TASK TO CARRY OUT:
Using the entries that follow, count the lines containing the word "date" and give that number by itself.

---------- SUPPLIED DATA

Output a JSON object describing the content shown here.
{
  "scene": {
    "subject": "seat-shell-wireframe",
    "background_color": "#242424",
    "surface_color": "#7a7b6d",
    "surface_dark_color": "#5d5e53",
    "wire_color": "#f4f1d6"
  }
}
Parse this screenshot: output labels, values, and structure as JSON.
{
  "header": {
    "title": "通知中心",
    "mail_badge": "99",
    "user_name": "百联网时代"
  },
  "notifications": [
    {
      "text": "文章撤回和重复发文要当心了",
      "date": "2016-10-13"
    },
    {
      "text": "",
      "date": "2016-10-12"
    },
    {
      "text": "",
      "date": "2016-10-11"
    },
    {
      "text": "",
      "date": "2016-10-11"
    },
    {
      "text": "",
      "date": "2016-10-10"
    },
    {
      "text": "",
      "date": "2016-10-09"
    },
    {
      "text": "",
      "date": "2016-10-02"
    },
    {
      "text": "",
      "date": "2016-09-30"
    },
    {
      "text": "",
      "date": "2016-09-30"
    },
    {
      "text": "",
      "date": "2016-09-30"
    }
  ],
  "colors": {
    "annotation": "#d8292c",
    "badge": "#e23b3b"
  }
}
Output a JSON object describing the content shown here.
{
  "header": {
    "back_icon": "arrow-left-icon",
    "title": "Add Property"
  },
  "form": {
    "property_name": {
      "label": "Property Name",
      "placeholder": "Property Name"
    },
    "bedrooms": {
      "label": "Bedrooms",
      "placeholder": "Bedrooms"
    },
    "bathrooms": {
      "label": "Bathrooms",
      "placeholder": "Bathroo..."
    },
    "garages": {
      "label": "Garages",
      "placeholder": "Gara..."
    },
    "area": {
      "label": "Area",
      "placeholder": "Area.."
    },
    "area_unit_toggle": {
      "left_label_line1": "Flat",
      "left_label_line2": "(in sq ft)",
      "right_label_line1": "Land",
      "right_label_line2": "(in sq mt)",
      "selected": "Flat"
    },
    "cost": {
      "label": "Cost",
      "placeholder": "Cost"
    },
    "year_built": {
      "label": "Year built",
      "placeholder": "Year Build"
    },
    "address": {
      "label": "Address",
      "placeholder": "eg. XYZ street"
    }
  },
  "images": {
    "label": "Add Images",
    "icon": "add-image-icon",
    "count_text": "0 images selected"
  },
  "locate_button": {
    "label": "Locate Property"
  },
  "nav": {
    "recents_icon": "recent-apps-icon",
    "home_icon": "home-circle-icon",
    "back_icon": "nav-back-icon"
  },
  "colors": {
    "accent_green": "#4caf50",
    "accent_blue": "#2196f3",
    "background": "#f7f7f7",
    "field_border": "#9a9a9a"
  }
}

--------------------

SOLVED PROBLEM:
10